By Eric Duran
When people think of flying insects into their gardens, butterflies are often the first to come to mind. There is, however, a plethora of various other insects that flutter by. This month, we’re going to have a look at common beetles that appear in Bellaire- and West University-area gardens. Beetles are the most diverse group of animals on earth, and they live in an equally diverse array of habitats, eating a wide variety of diets. They are often beautiful and interesting, and honestly, are one of my favorite groups of creatures.
Of course, one of the most iconic and delightful beetles that we see in our gardens are ladybugs, also called
or ladybird beetles. Ladybugs are usually predatory, feeding on aphids and scale insects. There are a few tiny “micro-ladybugs” that feed on mildew and other fungi.
Many commonly encountered ladybugs are actually non-native and were introduced into North America from Europe (Seven-spotted Ladybird) or China (Asian Ladybird). These non-native ladybugs, introduced and still sold through the garden trade for pest control, often harm native ladybug populations, as well as other native insects. We recommend that you do not use these in your garden.
Some of the native Texas ladybugs you can find in your garden are 2-spotted, 20-spotted (a micro ladybug), Pink Spotted, Convergent, and Spotless Ladybirds.

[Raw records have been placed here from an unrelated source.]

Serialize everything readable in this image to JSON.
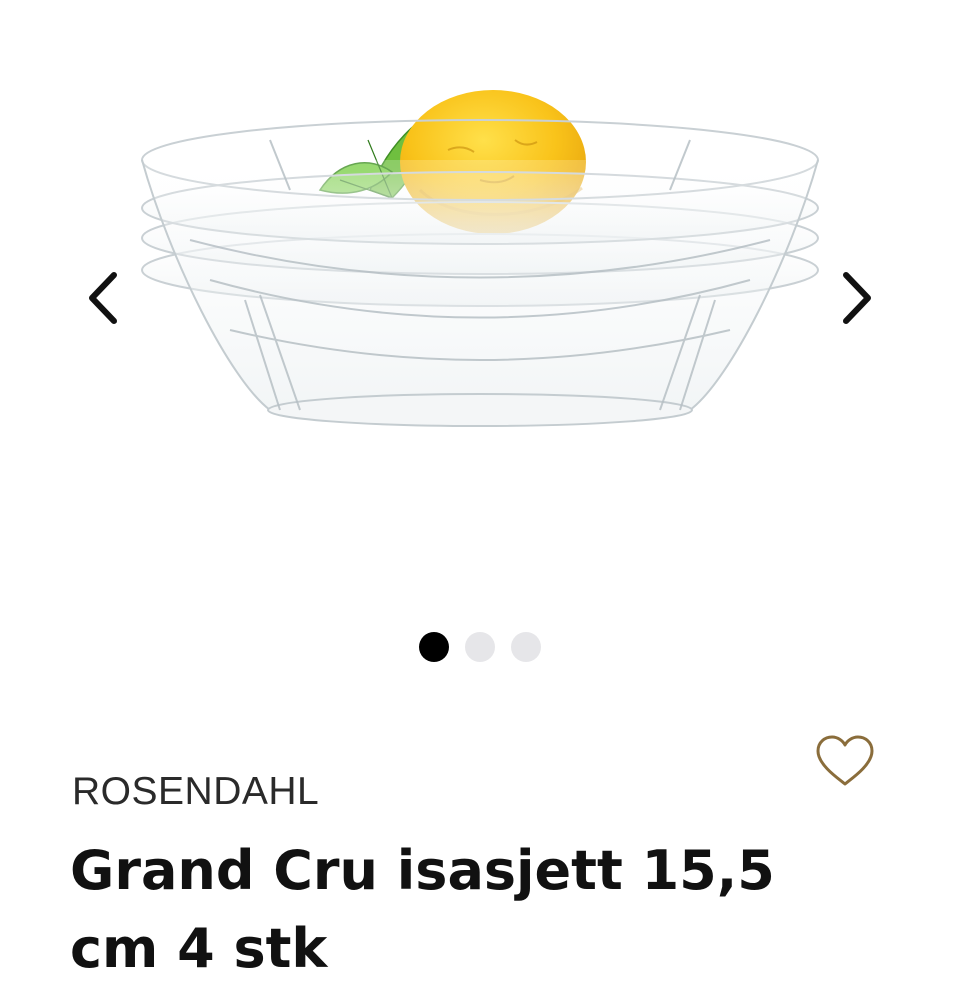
{
  "carousel": {
    "image_alt": "Grand Cru isasjett 15,5 cm 4 stk",
    "image_count": 3,
    "active_index": 0,
    "prev_icon": "chevron-left-icon",
    "next_icon": "chevron-right-icon"
  },
  "wishlist": {
    "icon": "heart-outline-icon",
    "color": "#8a6d3b"
  },
  "product": {
    "brand": "ROSENDAHL",
    "title": "Grand Cru isasjett 15,5 cm 4 stk"
  }
}
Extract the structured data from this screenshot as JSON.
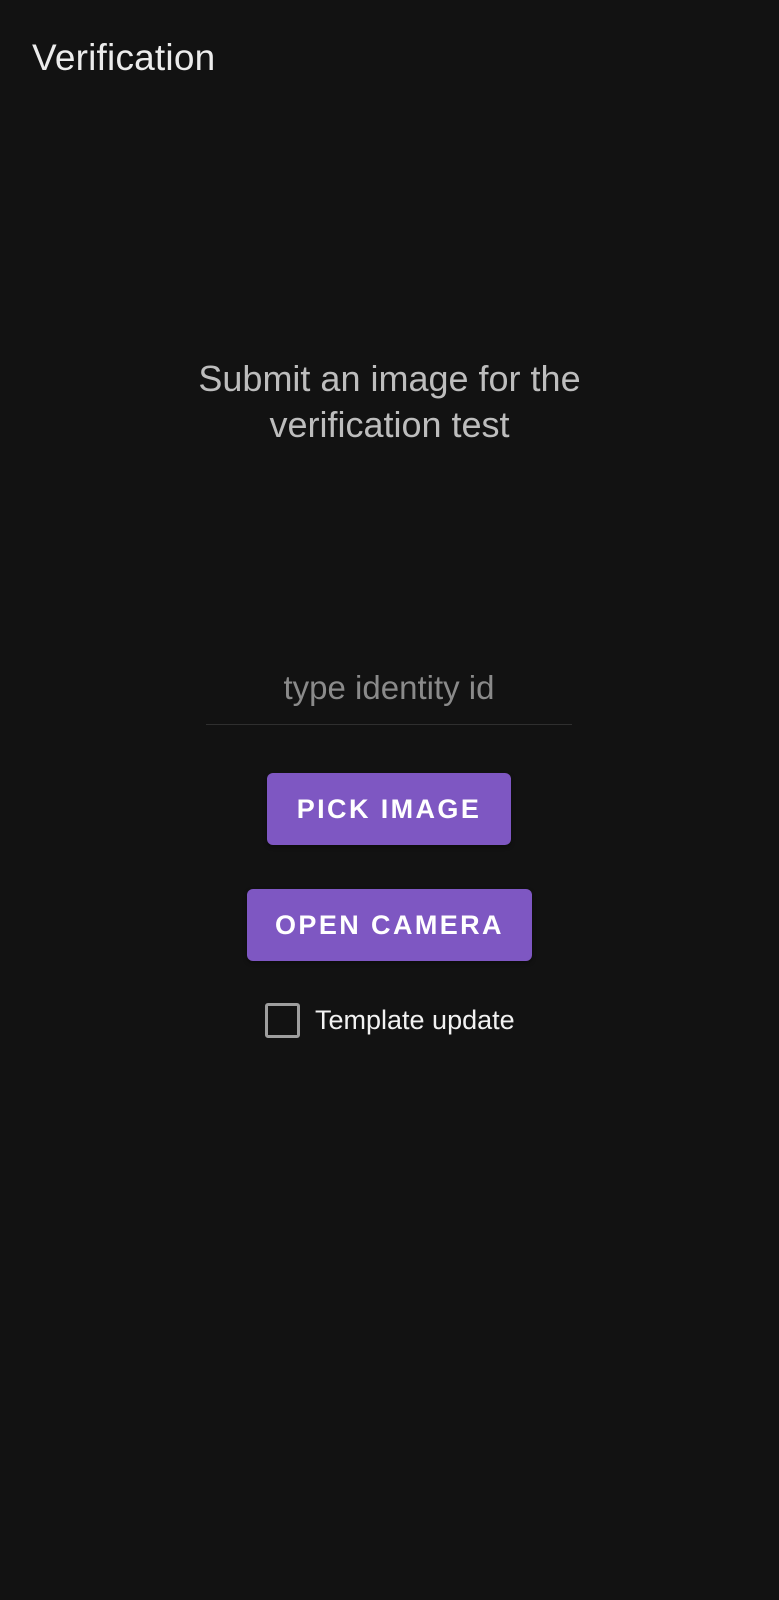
{
  "app_bar": {
    "title": "Verification"
  },
  "main": {
    "instruction_line1": "Submit an image for the",
    "instruction_line2": "verification test",
    "identity_input": {
      "value": "",
      "placeholder": "type identity id"
    },
    "pick_image_label": "PICK IMAGE",
    "open_camera_label": "OPEN CAMERA",
    "template_update": {
      "label": "Template update",
      "checked": false
    }
  },
  "colors": {
    "background": "#121212",
    "accent": "#7e57c2",
    "title_text": "#ececec",
    "secondary_text": "#bdbdbd",
    "hint_text": "#8a8a8a",
    "checkbox_border": "#9e9e9e"
  },
  "icons": {
    "checkbox": "checkbox-unchecked-icon"
  }
}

Not every beetle with spots is a ladybug. Another common garden beetle is the Spotted Cucumber Beetle. These small light green beetles have black spots but don’t tuck their heads under their thoraxes the way that ladybugs usually do. Cucumber beetles are in a family called the leaf beetles. As the name would suggest, the larvae or these beetles feed on cucumbers and other plants in the squash family. As adults, they are very active, flying around the garden, often feeding on pollen and nectar from flowers. You may also encounter two close relatives, the striped and the banded cucumber beetles.
The Green June Beetle is a large robust beetle that is often seen clumsily flying around area gardens in Spring and early Summer. They are a dull shiny green with a whitish border and sometimes with a bronzy wash over the green. They are in the same family, the scarabs, along with the other “june bugs,” dung beetles, flower beetles, and Hercules beetles.
The fat white grubs live underground and feed on humus, soil fungi, and plant roots. The adults feed on fruit (especially rotting fruit) and pollen and nectar from flowers. Every year, they emerge from underground in late spring in our outdoor animal enclosures and have to be let out of the cages every morning.
There are many other kinds of beetles that visit our gardens in this area. As a matter of fact, I could write a whole magazine’s worth of text about them. The best way to learn about them though is to buy a good guide to insects and head out into your garden or to Russ Pitman Park, which is part of my workplace. If you have any questions about beetles or other wildlife or stop by..
Duran is the head naturalist at the Nature Discovery Center, 7112 Newcastle Dr., Bellaire. He may be reached at firstname.lastname@example.org.